Autistic Self-Advocacy Network
The Autistic Self Advocacy Network is a nonprofit organization run by and for Autistic people. ASAN's supporters include Autistic adults and youth, cross-disability advocates, and non-autistic family members, professionals, educators and friends. ASAN was created to provide support and services to individuals on the autism spectrum while working to educate communities and improve public perceptions of autism.
Our activities include public policy advocacy, community engagement to encourage inclusion and respect for neurodiversity, quality of life oriented research, and the development of Autistic cultural activities. We provide information about autism to the public through a number of different educational, outreach and systems change related projects.
The Autistic Self Advocacy Network seeks to advance the principles of the disability rights movement with regard to autism. Drawing on the principles of the cross-disability community, ASAN seeks to organize the community of Autistic adults and youth to have our voices heard in the national conversation about us.
ASAN believes that the goal of autism advocacy should be a world in which Autistic people enjoy the same access, rights, and opportunities as all other citizens. We hope to empower Autistic people across the world to take control of our own lives and the future of our common community. Nothing About Us, Without Us!
Autistic self-advocacy became organized in the 1990s as a part of the disability rights movement. The Autistic Self Advocacy Network was founded in 2006 and became widely known in December 2007 after a successful letter-writing protest campaign led to the removal of the "Ransom Notes" billboards in New York City, which had compared autism to a kidnapper snatching children from society.
Local chapters formed across the United States and in Canada and Australia.

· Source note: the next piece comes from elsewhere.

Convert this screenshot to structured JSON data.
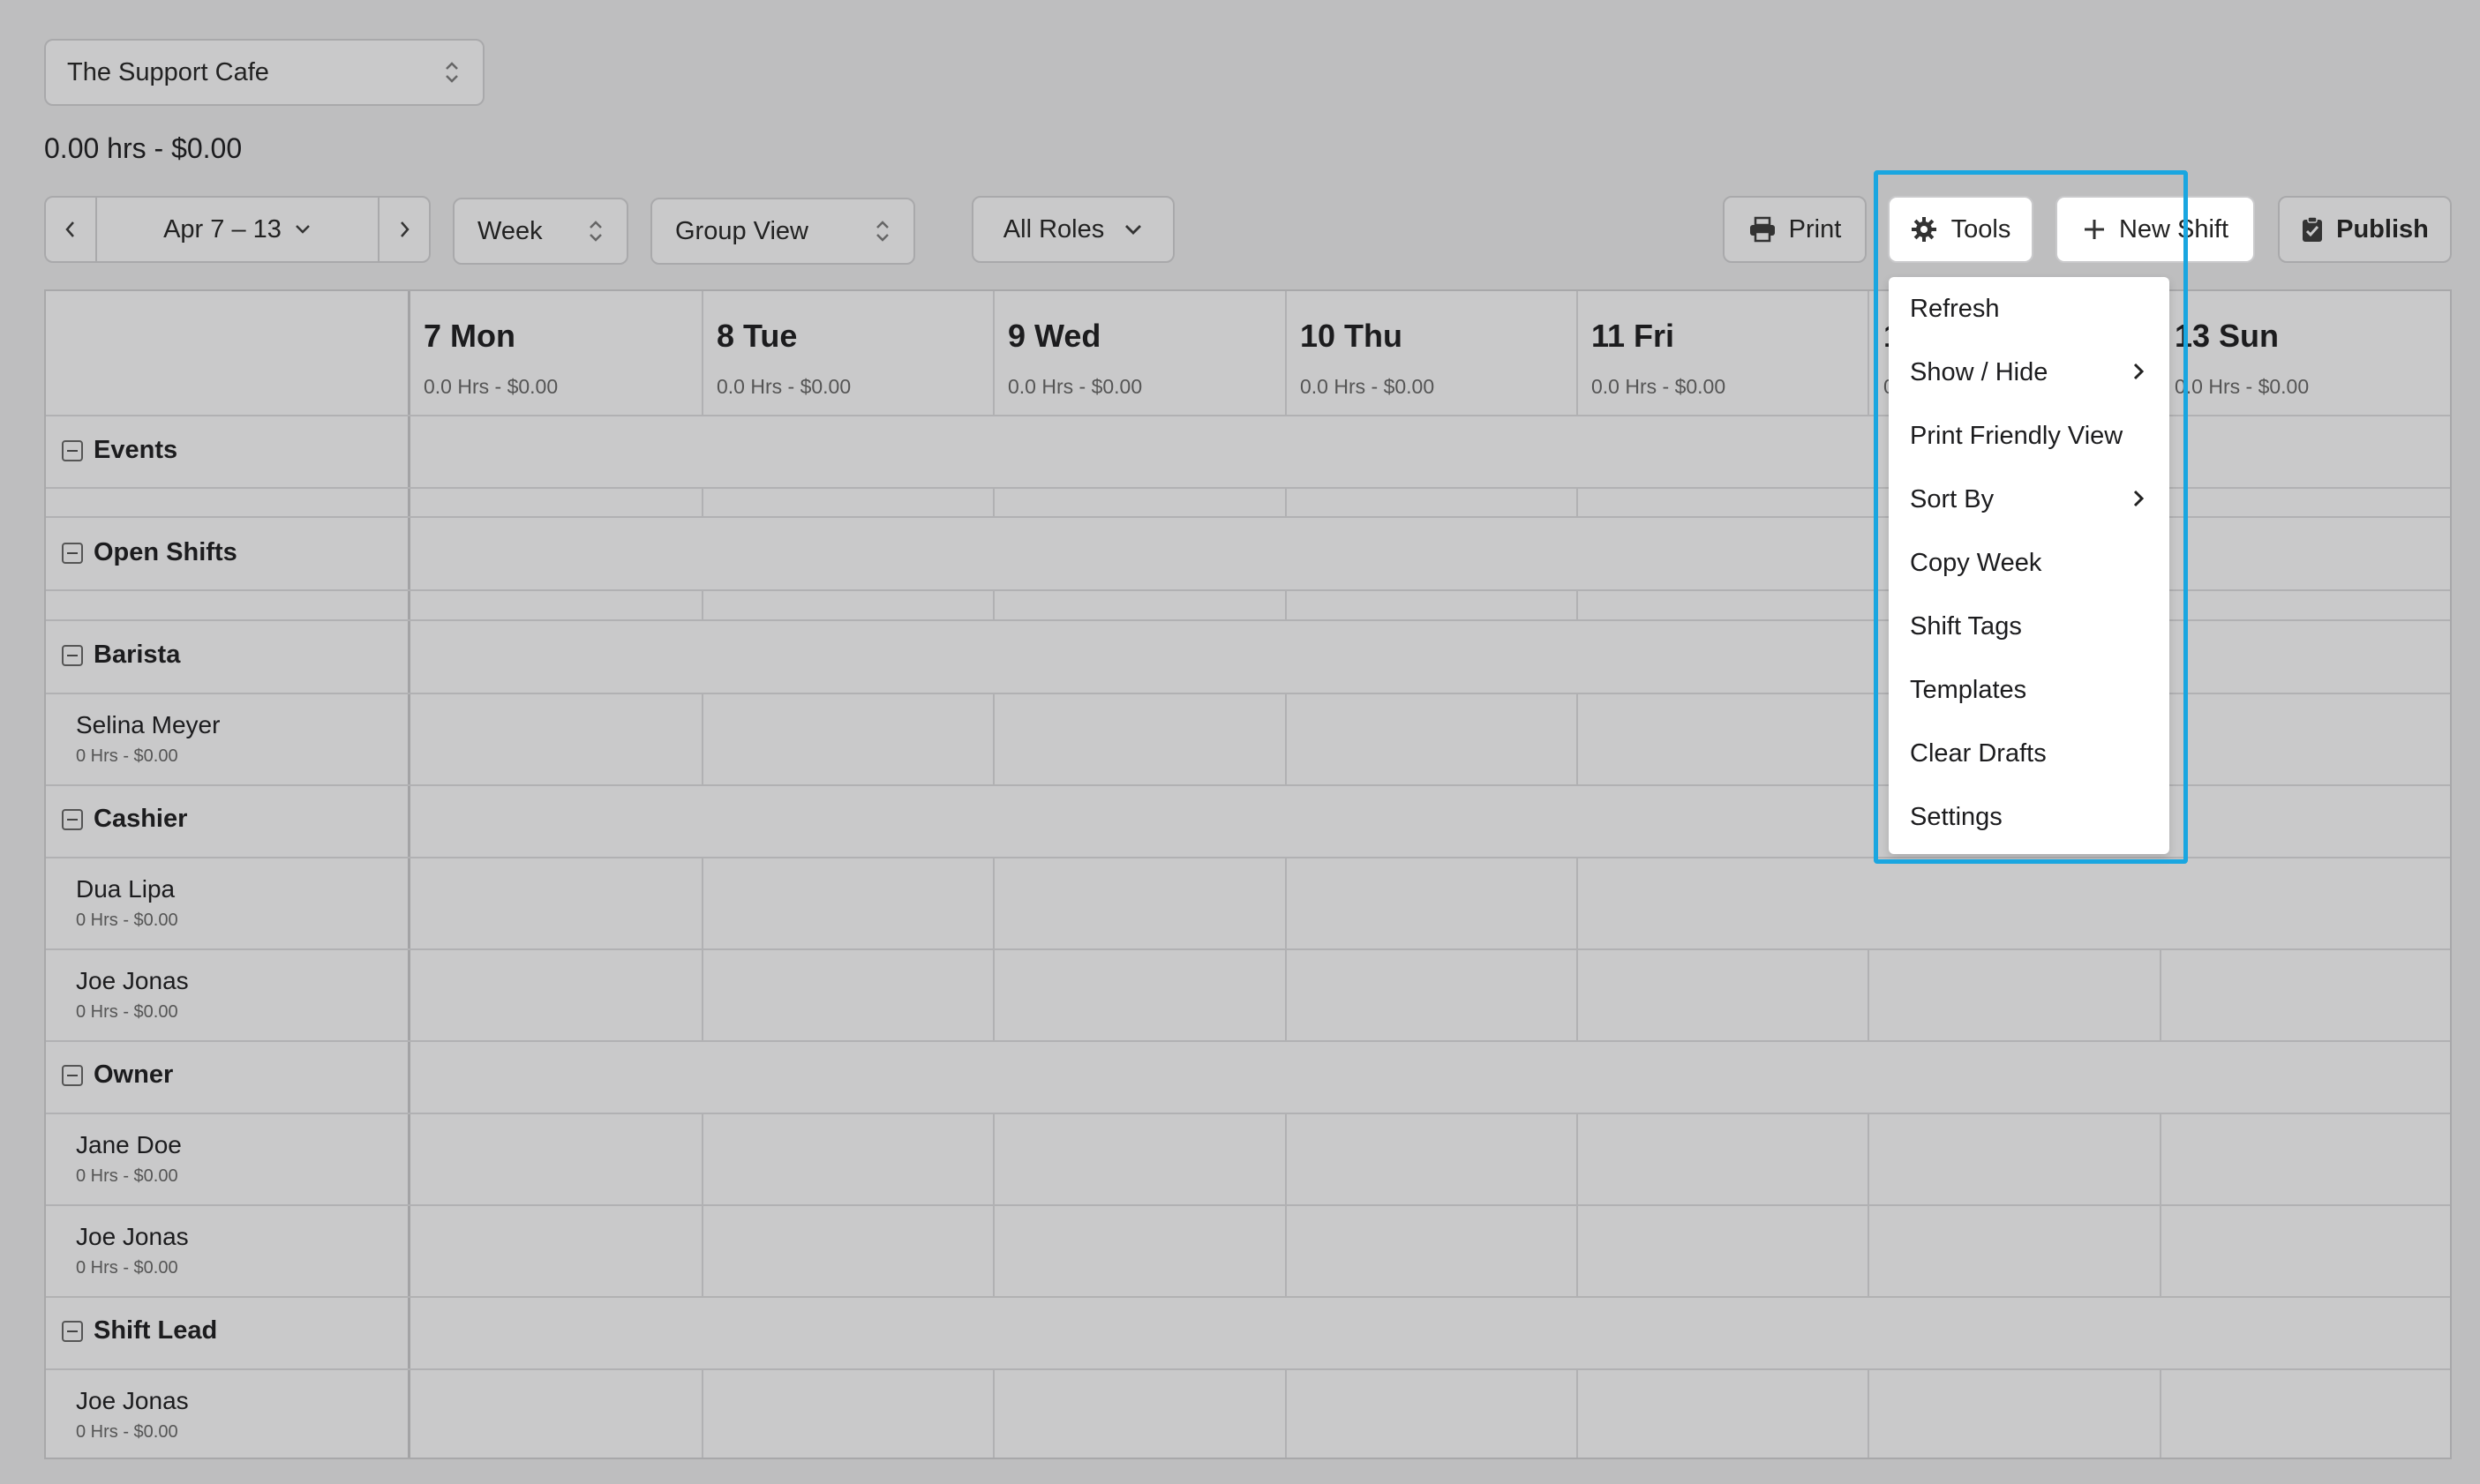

ASAN developed close working relationships with other disability rights groups and became involved in a wide variety of initiatives and projects.